**WHAT TO DO**
Those lines of the data that hold the word "initials" are to be copied out.

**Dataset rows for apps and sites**
_ _ _

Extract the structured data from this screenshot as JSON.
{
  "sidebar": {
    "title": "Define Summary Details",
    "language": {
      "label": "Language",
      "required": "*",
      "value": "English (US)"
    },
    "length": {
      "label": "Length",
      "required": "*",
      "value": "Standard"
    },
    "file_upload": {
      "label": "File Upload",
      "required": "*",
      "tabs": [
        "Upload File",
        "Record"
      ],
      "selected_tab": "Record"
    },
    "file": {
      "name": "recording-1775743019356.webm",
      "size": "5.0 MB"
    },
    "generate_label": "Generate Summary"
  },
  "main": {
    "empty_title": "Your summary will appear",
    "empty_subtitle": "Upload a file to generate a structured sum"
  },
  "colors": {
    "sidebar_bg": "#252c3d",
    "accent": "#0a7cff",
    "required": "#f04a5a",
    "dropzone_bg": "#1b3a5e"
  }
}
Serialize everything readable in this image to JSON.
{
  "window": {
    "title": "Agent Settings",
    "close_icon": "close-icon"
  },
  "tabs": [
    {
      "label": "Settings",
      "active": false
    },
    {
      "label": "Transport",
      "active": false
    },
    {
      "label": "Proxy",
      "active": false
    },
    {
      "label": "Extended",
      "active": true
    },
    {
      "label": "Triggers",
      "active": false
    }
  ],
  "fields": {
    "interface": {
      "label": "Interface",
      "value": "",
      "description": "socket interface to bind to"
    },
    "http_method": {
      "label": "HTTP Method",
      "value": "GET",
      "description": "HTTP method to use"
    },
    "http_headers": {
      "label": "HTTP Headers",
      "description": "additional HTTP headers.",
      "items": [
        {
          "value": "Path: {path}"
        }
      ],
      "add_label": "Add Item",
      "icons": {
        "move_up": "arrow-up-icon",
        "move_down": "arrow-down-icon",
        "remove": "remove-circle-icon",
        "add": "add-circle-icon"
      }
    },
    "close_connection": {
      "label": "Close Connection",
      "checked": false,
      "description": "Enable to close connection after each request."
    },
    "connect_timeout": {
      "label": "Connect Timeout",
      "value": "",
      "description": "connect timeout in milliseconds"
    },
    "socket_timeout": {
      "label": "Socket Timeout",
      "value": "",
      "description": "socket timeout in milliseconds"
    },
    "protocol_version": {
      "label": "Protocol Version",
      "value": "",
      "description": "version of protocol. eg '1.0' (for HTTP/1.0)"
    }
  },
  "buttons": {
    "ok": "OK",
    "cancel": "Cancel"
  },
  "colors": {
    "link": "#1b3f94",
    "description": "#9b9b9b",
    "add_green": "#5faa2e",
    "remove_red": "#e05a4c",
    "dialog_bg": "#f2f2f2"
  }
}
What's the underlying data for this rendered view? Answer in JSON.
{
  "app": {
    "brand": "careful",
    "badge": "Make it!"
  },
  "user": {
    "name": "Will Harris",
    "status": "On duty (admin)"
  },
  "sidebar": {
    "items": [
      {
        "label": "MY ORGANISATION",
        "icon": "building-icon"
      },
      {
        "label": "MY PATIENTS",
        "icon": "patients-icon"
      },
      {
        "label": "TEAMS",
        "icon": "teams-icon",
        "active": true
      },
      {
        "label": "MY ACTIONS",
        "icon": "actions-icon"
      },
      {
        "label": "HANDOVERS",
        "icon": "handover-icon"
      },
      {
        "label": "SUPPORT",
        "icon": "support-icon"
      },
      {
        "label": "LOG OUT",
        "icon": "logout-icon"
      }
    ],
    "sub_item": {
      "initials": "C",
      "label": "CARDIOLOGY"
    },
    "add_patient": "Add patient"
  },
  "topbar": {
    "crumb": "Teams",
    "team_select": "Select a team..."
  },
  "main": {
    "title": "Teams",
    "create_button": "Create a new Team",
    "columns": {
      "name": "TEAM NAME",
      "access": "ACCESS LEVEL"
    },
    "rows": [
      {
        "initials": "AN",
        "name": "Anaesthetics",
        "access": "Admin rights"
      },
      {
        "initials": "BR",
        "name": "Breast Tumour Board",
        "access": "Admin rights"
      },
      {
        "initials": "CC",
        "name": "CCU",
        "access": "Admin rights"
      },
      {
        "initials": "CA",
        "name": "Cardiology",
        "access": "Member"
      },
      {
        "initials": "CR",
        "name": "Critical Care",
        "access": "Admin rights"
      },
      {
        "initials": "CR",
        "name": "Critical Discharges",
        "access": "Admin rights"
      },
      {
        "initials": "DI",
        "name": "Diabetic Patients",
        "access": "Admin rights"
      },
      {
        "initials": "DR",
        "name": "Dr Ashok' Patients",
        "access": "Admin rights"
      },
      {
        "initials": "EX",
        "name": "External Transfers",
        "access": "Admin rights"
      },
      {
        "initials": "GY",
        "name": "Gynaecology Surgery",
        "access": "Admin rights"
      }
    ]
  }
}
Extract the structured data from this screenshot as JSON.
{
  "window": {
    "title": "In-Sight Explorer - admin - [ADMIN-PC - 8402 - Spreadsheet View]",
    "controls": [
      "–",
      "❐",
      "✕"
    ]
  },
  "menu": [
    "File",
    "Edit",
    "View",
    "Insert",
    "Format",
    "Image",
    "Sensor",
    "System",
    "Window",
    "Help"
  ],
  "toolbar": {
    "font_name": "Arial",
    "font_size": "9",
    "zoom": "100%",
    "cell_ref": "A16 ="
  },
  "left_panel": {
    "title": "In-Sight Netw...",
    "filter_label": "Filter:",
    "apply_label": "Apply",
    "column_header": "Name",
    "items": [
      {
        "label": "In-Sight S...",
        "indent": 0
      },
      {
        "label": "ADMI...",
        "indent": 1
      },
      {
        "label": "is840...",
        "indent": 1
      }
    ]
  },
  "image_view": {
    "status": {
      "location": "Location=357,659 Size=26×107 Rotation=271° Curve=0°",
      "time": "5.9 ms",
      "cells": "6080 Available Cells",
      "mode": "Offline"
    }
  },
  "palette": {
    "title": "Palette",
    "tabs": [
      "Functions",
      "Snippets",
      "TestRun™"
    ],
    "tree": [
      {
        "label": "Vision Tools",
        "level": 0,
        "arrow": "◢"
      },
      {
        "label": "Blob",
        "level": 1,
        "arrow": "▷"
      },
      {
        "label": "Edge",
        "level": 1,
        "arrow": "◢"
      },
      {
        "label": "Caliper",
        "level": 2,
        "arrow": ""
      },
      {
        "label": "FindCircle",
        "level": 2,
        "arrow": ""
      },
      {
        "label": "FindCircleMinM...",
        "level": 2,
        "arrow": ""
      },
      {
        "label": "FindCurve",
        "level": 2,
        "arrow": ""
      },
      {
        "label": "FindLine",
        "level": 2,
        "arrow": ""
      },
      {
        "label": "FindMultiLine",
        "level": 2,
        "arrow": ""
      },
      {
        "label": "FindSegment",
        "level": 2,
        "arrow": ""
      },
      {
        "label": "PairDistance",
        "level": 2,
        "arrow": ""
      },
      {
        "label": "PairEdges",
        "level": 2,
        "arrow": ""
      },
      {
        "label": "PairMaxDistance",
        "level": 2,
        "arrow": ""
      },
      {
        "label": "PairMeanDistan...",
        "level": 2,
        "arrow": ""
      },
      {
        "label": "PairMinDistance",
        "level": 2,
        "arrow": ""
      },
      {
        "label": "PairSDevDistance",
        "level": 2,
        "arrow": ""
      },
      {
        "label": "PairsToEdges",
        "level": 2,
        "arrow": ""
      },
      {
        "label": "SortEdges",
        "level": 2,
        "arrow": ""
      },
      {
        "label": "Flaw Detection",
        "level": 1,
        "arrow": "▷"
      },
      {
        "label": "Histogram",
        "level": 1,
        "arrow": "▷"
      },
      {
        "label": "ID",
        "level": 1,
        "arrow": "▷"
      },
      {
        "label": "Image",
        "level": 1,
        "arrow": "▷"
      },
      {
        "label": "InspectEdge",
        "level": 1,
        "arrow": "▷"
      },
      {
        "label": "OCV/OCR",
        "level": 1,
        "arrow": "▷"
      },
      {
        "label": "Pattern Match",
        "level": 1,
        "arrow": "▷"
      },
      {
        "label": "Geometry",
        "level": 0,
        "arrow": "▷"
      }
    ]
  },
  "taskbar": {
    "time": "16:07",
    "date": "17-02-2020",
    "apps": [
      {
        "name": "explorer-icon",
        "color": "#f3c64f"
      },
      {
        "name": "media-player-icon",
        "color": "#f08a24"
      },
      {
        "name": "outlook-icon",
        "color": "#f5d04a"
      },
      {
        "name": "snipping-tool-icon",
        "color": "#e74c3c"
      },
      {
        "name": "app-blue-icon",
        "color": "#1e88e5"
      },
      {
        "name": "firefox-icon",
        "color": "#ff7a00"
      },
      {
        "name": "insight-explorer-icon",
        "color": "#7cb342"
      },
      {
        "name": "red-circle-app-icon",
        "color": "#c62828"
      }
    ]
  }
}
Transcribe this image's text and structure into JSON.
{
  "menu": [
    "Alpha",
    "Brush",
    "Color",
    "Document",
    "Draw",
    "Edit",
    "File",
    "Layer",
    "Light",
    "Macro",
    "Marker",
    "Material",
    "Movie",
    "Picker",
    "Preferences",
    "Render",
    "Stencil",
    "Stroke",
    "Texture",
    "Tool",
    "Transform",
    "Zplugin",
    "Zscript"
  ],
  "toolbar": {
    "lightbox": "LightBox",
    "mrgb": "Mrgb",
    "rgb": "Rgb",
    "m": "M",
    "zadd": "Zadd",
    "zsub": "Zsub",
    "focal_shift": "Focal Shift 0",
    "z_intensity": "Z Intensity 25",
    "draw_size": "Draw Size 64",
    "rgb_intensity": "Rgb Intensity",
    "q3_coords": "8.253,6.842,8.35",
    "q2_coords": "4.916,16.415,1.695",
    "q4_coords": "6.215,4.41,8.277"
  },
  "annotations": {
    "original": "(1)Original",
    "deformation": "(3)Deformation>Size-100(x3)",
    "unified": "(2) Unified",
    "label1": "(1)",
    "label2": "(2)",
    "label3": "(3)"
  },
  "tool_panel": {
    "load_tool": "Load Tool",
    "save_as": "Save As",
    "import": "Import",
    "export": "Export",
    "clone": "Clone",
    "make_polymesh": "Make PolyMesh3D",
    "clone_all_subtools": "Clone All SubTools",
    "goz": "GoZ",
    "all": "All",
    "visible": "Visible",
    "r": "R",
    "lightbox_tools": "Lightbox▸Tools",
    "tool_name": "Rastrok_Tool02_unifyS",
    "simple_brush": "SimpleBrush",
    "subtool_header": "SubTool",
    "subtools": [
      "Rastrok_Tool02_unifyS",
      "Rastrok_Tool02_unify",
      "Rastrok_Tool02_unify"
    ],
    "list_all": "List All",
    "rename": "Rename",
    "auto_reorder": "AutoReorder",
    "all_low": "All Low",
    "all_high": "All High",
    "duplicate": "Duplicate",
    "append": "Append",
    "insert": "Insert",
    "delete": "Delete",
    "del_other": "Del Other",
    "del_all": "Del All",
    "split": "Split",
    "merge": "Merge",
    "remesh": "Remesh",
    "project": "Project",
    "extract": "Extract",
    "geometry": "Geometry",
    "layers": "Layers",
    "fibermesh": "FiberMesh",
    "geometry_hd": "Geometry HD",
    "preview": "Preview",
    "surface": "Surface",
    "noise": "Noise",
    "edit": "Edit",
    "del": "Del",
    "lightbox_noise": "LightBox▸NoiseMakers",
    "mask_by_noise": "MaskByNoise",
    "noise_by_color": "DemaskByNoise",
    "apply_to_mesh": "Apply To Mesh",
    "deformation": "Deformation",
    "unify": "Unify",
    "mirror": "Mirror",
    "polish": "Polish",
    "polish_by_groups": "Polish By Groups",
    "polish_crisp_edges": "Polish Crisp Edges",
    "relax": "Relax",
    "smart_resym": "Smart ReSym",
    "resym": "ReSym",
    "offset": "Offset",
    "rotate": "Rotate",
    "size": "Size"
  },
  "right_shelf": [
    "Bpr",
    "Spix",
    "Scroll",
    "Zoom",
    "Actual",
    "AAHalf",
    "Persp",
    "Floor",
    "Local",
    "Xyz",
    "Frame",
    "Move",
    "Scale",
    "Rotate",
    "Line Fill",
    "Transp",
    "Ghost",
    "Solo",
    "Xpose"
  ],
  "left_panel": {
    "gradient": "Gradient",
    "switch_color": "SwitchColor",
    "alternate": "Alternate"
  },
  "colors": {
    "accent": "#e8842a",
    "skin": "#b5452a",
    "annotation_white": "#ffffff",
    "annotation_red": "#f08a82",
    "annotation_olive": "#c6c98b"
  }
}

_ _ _

**PROBLEM SOLUTION**
      "initials": "C",
        "initials": "AN",
        "initials": "BR",
        "initials": "CC",
        "initials": "CA",
        "initials": "CR",
        "initials": "CR",
        "initials": "DI",
        "initials": "DR",
        "initials": "EX",
        "initials": "GY",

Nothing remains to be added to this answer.